The first post-divorce holiday season can get very tricky for parents. All of the old rules and expectations you’ve established over the years with your co-parent have probably gone out the window — especially where gifts are concerned.
In the past, you and your co-parent probably decided what gifts to get your children together. This year, you may find yourself feeling uncomfortably competitive about the whole thing.
So how do you keep from turning into a Grinch this holiday season? How can you keep your co-parent from ruining your holiday spirits? Here are some tips:
Don’t try to buy love
Experts generally agree that parenting with your wallet is not only ineffective but ultimately harmful to your children.
Talk to your co-parent and discuss the fact that you don’t want to end up in competition with them over gifts or the kids. See if they’re willing to set a budget you both can handle.

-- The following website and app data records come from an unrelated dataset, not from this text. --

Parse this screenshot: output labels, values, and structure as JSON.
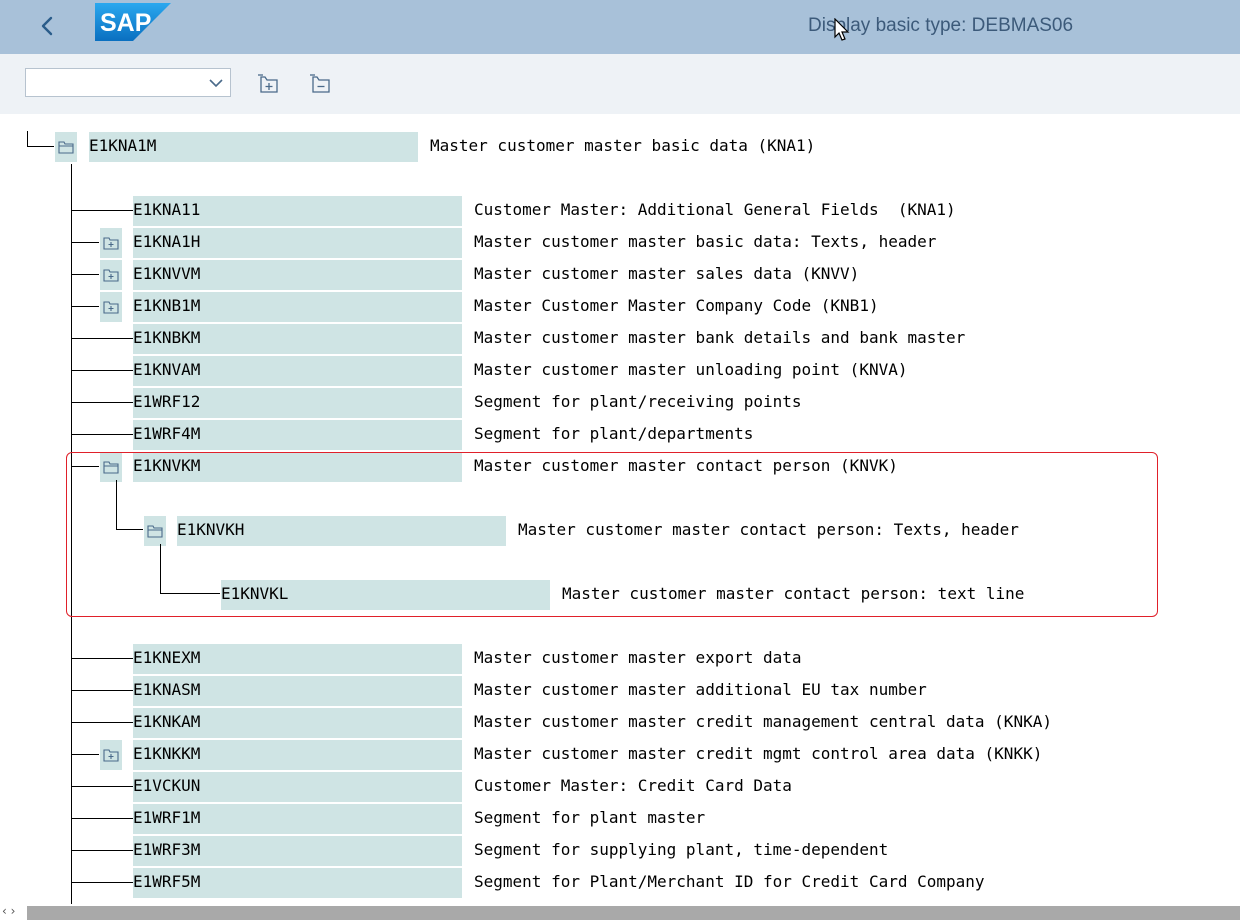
{
  "window": {
    "title": "Display basic type: DEBMAS06",
    "logo_text": "SAP"
  },
  "toolbar": {
    "dropdown_value": "",
    "expand_icon": "expand-subtree-icon",
    "collapse_icon": "collapse-subtree-icon"
  },
  "tree": {
    "root": {
      "name": "E1KNA1M",
      "desc": "Master customer master basic data (KNA1)"
    },
    "children": [
      {
        "name": "E1KNA11",
        "desc": "Customer Master: Additional General Fields  (KNA1)",
        "folder": "none"
      },
      {
        "name": "E1KNA1H",
        "desc": "Master customer master basic data: Texts, header",
        "folder": "closed"
      },
      {
        "name": "E1KNVVM",
        "desc": "Master customer master sales data (KNVV)",
        "folder": "closed"
      },
      {
        "name": "E1KNB1M",
        "desc": "Master Customer Master Company Code (KNB1)",
        "folder": "closed"
      },
      {
        "name": "E1KNBKM",
        "desc": "Master customer master bank details and bank master",
        "folder": "none"
      },
      {
        "name": "E1KNVAM",
        "desc": "Master customer master unloading point (KNVA)",
        "folder": "none"
      },
      {
        "name": "E1WRF12",
        "desc": "Segment for plant/receiving points",
        "folder": "none"
      },
      {
        "name": "E1WRF4M",
        "desc": "Segment for plant/departments",
        "folder": "none"
      },
      {
        "name": "E1KNVKM",
        "desc": "Master customer master contact person (KNVK)",
        "folder": "open"
      },
      {
        "name": "E1KNEXM",
        "desc": "Master customer master export data",
        "folder": "none"
      },
      {
        "name": "E1KNASM",
        "desc": "Master customer master additional EU tax number",
        "folder": "none"
      },
      {
        "name": "E1KNKAM",
        "desc": "Master customer master credit management central data (KNKA)",
        "folder": "none"
      },
      {
        "name": "E1KNKKM",
        "desc": "Master customer master credit mgmt control area data (KNKK)",
        "folder": "closed"
      },
      {
        "name": "E1VCKUN",
        "desc": "Customer Master: Credit Card Data",
        "folder": "none"
      },
      {
        "name": "E1WRF1M",
        "desc": "Segment for plant master",
        "folder": "none"
      },
      {
        "name": "E1WRF3M",
        "desc": "Segment for supplying plant, time-dependent",
        "folder": "none"
      },
      {
        "name": "E1WRF5M",
        "desc": "Segment for Plant/Merchant ID for Credit Card Company",
        "folder": "none"
      }
    ],
    "knvkh": {
      "name": "E1KNVKH",
      "desc": "Master customer master contact person: Texts, header"
    },
    "knvkl": {
      "name": "E1KNVKL",
      "desc": "Master customer master contact person: text line"
    }
  },
  "colors": {
    "titlebar": "#a8c1d9",
    "node_bg": "#cfe4e4",
    "highlight": "#e0202a",
    "logo": "#1a8fd9"
  }
}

Decide on a plan for special gifts
Does your child want something really special this year? Whether it’s an iPad or the new Harry Potter LEGO set, you and your co-parent probably both want to be involved in the gift-giving.

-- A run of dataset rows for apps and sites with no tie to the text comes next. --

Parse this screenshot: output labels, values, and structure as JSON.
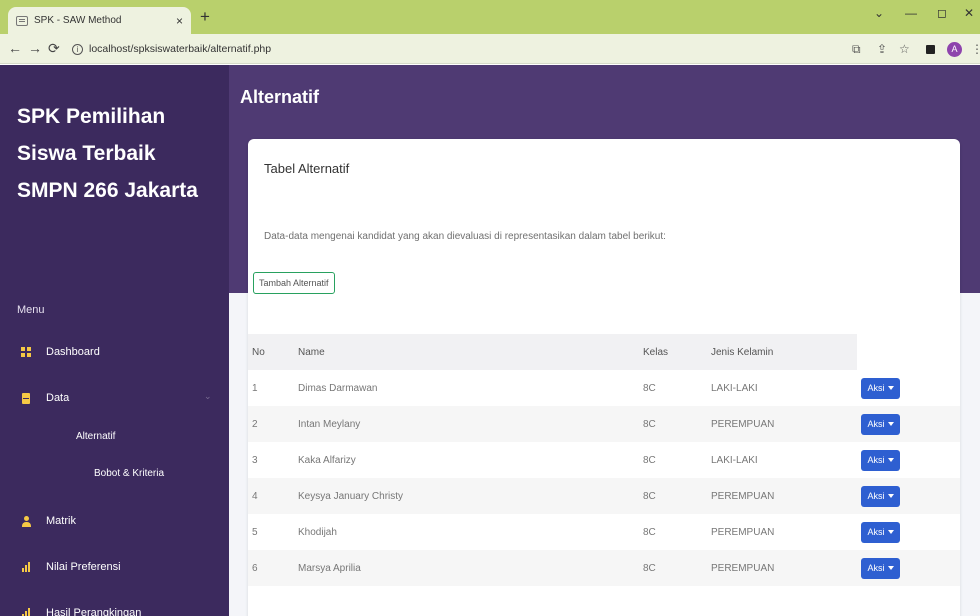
{
  "browser": {
    "tab_title": "SPK - SAW Method",
    "tab_close": "×",
    "new_tab": "+",
    "url": "localhost/spksiswaterbaik/alternatif.php"
  },
  "sidebar": {
    "brand": "SPK Pemilihan Siswa Terbaik SMPN 266 Jakarta",
    "menu_heading": "Menu",
    "items": [
      {
        "label": "Dashboard",
        "icon": "grid-icon"
      },
      {
        "label": "Data",
        "icon": "document-icon"
      },
      {
        "label": "Matrik",
        "icon": "user-icon"
      },
      {
        "label": "Nilai Preferensi",
        "icon": "bar-chart-icon"
      },
      {
        "label": "Hasil Perangkingan",
        "icon": "bar-chart-icon"
      }
    ],
    "sub_items": [
      "Alternatif",
      "Bobot & Kriteria"
    ]
  },
  "main": {
    "page_title": "Alternatif",
    "card_title": "Tabel Alternatif",
    "description": "Data-data mengenai kandidat yang akan dievaluasi di representasikan dalam tabel berikut:",
    "add_button": "Tambah Alternatif",
    "table": {
      "headers": [
        "No",
        "Name",
        "Kelas",
        "Jenis Kelamin"
      ],
      "action_label": "Aksi",
      "rows": [
        {
          "no": "1",
          "name": "Dimas Darmawan",
          "kelas": "8C",
          "jk": "LAKI-LAKI"
        },
        {
          "no": "2",
          "name": "Intan Meylany",
          "kelas": "8C",
          "jk": "PEREMPUAN"
        },
        {
          "no": "3",
          "name": "Kaka Alfarizy",
          "kelas": "8C",
          "jk": "LAKI-LAKI"
        },
        {
          "no": "4",
          "name": "Keysya January Christy",
          "kelas": "8C",
          "jk": "PEREMPUAN"
        },
        {
          "no": "5",
          "name": "Khodijah",
          "kelas": "8C",
          "jk": "PEREMPUAN"
        },
        {
          "no": "6",
          "name": "Marsya Aprilia",
          "kelas": "8C",
          "jk": "PEREMPUAN"
        }
      ]
    }
  },
  "colors": {
    "sidebar_bg": "#3c2a5e",
    "header_band": "#4f3a73",
    "accent_blue": "#2e5fd1",
    "icon_yellow": "#f6c945",
    "outline_green": "#28a15f"
  }
}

See if your co-parent is willing to split the cost (and the credit) for the gift so that you aren’t racing against each other to buy your child’s “big gift” first. Even better: Agree to meet up on the holiday long enough to give your child their special present together.
Be flexible and communicate often
Keep the lines of communication open throughout the holiday season so that you and your co-parent can avoid duplicate gifts. This can also help you avoid conflicts over the types of gifts that your child is allowed to have.
For example, your children will fare better (and experience less confusion) if you and your co-parent are on the same page about things like whether make-up is age-appropriate for your pre-teen or R-rated video games are acceptable.
When you and your co-parent agree to collaborate despite your differences, you can end up having a very happy holiday season.